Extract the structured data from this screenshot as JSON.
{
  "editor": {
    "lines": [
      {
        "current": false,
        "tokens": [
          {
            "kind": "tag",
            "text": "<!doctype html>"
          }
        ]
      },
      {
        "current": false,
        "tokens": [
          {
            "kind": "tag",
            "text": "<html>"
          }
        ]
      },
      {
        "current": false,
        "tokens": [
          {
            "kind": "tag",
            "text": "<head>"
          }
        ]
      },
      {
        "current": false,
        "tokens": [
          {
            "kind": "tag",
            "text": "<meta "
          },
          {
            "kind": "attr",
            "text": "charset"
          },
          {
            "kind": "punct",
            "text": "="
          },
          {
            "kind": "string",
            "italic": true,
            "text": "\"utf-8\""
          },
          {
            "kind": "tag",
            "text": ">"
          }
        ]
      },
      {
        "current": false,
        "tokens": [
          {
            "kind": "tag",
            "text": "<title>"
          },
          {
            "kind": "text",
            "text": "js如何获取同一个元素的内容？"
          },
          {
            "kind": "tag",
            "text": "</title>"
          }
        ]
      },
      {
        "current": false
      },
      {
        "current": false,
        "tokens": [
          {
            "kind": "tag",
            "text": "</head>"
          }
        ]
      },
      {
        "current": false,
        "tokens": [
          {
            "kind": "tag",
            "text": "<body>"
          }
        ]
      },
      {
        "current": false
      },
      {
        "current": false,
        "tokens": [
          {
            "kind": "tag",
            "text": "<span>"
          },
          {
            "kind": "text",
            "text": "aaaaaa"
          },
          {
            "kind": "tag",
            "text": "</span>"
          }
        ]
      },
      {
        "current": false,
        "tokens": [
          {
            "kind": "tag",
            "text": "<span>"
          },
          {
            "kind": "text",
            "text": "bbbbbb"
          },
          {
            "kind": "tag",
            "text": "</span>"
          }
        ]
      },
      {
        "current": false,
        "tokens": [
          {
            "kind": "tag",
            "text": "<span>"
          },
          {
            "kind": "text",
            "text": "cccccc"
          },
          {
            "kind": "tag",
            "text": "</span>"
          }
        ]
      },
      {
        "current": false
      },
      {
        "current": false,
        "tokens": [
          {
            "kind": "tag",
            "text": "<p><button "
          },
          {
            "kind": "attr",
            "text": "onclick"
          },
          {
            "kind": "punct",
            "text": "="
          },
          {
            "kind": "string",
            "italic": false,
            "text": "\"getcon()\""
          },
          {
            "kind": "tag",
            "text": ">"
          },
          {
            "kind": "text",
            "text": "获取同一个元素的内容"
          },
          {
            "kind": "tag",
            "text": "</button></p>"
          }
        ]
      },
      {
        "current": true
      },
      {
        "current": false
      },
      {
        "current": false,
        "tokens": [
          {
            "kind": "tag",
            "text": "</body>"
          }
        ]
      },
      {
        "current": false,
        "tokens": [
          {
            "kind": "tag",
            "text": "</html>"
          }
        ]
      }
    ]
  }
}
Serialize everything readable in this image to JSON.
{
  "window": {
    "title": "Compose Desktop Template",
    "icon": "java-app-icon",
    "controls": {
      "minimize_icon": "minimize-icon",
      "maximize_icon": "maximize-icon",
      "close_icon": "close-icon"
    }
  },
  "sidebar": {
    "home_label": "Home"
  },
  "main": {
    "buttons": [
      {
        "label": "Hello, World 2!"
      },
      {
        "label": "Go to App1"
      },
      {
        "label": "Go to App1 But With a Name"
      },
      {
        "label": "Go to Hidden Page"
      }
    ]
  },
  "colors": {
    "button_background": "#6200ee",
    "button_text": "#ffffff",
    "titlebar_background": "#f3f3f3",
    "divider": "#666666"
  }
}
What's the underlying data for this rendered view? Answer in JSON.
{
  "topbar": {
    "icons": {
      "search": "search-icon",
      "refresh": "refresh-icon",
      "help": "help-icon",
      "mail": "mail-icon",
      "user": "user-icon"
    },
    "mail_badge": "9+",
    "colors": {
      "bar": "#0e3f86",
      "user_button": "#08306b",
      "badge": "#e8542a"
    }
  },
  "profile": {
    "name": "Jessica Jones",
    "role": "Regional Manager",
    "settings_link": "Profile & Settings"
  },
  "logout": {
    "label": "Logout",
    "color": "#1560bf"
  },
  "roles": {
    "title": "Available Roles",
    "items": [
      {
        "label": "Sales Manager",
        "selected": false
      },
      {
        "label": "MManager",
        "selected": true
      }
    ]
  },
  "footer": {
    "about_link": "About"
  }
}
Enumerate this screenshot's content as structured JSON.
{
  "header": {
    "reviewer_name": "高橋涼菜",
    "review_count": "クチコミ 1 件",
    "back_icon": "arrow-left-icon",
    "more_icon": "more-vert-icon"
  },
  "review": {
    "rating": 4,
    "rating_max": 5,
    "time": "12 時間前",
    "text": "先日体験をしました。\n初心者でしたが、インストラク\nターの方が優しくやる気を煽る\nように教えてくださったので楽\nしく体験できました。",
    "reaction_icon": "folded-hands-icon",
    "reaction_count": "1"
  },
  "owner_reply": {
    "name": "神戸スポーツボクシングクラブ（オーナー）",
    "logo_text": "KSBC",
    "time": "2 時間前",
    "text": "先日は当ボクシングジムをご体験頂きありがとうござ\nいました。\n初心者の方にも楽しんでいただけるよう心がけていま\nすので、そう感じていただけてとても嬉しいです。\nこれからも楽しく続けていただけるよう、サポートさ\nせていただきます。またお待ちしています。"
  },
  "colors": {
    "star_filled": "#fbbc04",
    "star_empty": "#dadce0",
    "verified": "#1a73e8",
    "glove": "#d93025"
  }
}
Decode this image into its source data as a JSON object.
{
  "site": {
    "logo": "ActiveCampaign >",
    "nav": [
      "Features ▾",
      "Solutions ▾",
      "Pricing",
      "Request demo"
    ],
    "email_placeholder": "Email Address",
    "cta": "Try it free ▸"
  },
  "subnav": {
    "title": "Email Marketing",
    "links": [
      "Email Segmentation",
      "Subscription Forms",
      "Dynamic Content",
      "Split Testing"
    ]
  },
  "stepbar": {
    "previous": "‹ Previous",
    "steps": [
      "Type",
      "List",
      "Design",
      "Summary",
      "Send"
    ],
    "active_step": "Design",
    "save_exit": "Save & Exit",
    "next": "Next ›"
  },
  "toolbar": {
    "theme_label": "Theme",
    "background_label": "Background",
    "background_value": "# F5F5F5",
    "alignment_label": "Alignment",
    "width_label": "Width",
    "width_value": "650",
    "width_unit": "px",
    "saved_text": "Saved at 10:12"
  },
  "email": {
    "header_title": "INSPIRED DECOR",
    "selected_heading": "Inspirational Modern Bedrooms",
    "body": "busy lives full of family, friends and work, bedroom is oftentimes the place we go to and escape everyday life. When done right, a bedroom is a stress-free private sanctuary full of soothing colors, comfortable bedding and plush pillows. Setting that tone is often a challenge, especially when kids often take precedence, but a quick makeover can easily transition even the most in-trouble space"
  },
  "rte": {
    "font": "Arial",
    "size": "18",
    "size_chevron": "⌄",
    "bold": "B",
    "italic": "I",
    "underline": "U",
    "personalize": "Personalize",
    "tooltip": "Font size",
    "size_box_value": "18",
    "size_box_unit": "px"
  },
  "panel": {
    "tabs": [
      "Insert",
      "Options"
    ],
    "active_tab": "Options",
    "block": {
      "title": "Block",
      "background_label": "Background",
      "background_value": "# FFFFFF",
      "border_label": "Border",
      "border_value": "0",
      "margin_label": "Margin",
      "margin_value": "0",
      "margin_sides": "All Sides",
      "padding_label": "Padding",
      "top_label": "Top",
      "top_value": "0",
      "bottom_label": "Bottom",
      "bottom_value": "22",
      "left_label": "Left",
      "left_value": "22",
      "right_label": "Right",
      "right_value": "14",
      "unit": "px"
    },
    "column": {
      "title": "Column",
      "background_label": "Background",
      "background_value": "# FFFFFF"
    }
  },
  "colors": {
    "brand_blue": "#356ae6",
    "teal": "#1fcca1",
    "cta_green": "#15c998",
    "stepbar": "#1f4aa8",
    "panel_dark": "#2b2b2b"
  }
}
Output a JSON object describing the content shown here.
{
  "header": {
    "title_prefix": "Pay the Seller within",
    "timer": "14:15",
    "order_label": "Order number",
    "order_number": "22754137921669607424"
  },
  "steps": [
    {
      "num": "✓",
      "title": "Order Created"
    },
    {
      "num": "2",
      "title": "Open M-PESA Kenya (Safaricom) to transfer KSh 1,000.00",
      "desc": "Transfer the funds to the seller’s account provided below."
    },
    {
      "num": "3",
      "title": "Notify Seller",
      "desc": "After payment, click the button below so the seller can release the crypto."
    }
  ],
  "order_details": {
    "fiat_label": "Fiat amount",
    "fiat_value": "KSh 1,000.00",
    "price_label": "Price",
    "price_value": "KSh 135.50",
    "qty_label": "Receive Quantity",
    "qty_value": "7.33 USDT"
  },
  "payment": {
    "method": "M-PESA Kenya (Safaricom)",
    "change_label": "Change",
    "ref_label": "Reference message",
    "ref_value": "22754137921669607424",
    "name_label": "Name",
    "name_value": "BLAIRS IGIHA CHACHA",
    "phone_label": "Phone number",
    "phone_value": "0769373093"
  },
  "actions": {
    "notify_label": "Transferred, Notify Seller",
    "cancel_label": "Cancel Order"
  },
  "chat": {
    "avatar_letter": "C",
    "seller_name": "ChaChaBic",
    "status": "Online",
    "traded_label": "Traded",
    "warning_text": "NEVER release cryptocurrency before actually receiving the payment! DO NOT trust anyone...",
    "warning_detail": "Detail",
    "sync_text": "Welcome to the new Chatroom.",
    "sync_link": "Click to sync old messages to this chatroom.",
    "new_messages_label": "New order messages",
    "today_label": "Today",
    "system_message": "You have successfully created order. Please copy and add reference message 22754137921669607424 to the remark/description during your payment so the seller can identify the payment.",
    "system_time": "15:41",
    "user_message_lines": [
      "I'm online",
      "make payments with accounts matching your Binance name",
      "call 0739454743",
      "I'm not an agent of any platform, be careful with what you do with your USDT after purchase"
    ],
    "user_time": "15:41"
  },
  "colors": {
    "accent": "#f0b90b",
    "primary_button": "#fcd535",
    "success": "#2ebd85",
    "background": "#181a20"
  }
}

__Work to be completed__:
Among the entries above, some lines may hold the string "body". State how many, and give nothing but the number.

__Worked solution__:
3